# [Goal of the exercise]
Every line containing "pubid" should be identified and copied from the data below.
----- Records supplied
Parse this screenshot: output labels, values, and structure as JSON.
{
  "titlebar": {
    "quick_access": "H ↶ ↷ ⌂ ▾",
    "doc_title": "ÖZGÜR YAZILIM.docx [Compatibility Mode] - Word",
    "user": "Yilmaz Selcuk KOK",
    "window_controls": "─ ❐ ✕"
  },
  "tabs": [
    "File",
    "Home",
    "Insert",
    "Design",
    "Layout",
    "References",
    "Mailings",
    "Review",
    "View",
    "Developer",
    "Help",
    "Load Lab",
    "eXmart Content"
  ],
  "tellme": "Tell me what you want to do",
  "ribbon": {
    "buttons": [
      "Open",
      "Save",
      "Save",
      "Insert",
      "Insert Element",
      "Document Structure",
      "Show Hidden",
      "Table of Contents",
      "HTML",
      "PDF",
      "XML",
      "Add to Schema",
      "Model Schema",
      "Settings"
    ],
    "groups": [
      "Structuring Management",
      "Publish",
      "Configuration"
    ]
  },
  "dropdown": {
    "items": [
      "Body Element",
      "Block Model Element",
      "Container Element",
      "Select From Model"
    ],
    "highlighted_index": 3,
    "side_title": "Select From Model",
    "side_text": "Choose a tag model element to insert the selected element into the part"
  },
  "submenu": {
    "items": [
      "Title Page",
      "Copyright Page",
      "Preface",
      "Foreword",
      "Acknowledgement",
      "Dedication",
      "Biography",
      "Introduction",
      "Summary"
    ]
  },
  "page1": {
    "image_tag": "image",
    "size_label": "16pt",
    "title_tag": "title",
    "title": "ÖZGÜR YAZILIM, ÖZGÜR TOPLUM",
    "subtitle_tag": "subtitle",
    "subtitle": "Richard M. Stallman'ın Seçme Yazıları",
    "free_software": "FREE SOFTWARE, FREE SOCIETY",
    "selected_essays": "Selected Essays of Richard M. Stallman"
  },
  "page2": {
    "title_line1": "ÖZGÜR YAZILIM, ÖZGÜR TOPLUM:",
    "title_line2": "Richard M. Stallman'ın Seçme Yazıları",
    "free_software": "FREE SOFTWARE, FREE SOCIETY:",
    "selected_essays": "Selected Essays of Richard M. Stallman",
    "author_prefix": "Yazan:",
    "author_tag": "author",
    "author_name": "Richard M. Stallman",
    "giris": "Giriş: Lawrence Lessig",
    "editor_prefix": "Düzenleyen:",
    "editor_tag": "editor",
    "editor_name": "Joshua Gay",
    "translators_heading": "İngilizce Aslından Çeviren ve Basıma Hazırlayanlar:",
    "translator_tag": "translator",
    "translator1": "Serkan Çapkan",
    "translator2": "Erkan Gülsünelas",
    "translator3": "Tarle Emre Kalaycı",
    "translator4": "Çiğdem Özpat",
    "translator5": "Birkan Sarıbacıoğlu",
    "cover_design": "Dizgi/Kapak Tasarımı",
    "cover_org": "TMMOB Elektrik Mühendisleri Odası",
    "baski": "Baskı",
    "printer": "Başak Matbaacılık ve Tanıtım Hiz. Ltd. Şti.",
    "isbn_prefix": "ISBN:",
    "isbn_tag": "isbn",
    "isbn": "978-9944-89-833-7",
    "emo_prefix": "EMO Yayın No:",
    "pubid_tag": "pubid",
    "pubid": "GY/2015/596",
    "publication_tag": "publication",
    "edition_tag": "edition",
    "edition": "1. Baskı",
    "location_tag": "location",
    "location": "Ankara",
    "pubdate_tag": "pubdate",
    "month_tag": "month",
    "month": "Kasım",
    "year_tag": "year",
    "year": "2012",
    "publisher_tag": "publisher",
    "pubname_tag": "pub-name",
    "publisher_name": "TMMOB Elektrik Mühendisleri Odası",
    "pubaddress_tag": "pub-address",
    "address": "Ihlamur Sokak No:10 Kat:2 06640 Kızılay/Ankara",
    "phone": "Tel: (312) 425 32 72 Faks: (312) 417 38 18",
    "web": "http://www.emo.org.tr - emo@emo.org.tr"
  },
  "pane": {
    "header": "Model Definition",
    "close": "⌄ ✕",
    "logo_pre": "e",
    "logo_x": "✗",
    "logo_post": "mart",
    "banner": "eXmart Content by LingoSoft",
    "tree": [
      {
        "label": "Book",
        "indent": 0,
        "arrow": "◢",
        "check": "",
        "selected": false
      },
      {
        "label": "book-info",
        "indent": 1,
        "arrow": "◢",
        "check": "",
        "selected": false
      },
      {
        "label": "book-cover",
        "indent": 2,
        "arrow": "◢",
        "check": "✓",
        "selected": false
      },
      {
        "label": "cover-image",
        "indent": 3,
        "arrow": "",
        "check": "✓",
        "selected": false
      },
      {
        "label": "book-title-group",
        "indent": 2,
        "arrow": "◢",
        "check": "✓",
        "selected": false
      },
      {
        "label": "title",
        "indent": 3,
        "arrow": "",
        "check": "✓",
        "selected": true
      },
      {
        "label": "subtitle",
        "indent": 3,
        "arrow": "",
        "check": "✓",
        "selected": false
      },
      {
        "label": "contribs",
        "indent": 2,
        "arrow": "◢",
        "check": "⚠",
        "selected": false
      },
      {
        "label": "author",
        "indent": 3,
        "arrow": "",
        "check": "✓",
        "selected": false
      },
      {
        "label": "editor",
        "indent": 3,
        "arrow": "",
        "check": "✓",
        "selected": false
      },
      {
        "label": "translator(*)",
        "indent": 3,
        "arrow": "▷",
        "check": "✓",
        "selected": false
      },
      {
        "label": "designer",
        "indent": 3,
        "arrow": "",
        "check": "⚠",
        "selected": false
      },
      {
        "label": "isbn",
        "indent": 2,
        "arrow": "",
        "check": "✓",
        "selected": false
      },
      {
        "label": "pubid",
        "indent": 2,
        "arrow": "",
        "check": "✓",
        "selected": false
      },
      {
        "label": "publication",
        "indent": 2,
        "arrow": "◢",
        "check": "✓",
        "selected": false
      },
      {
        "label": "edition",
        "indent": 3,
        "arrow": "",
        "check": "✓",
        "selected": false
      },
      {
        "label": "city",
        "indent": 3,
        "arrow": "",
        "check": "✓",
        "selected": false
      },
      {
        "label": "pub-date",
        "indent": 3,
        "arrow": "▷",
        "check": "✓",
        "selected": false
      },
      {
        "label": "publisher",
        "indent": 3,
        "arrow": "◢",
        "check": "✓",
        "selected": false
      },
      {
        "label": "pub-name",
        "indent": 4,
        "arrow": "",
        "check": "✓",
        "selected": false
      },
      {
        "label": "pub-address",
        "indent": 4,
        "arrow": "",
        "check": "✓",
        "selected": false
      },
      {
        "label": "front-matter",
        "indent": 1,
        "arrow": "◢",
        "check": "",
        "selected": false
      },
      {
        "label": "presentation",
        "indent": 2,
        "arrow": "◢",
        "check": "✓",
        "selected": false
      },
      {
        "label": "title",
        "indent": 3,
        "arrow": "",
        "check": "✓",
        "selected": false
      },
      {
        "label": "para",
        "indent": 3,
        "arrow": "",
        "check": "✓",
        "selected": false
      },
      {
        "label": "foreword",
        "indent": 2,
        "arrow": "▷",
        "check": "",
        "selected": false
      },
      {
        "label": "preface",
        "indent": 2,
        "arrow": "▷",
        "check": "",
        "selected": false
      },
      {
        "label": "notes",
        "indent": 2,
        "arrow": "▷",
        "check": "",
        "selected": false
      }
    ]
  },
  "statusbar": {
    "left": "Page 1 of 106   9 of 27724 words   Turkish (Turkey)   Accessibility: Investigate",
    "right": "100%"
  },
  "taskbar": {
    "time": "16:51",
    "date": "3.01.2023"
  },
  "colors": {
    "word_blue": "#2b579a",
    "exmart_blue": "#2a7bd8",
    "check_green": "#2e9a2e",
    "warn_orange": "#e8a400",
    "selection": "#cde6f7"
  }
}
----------
# [Output for this task]
    "pubid_tag": "pubid",
    "pubid": "GY/2015/596",
        "label": "pubid",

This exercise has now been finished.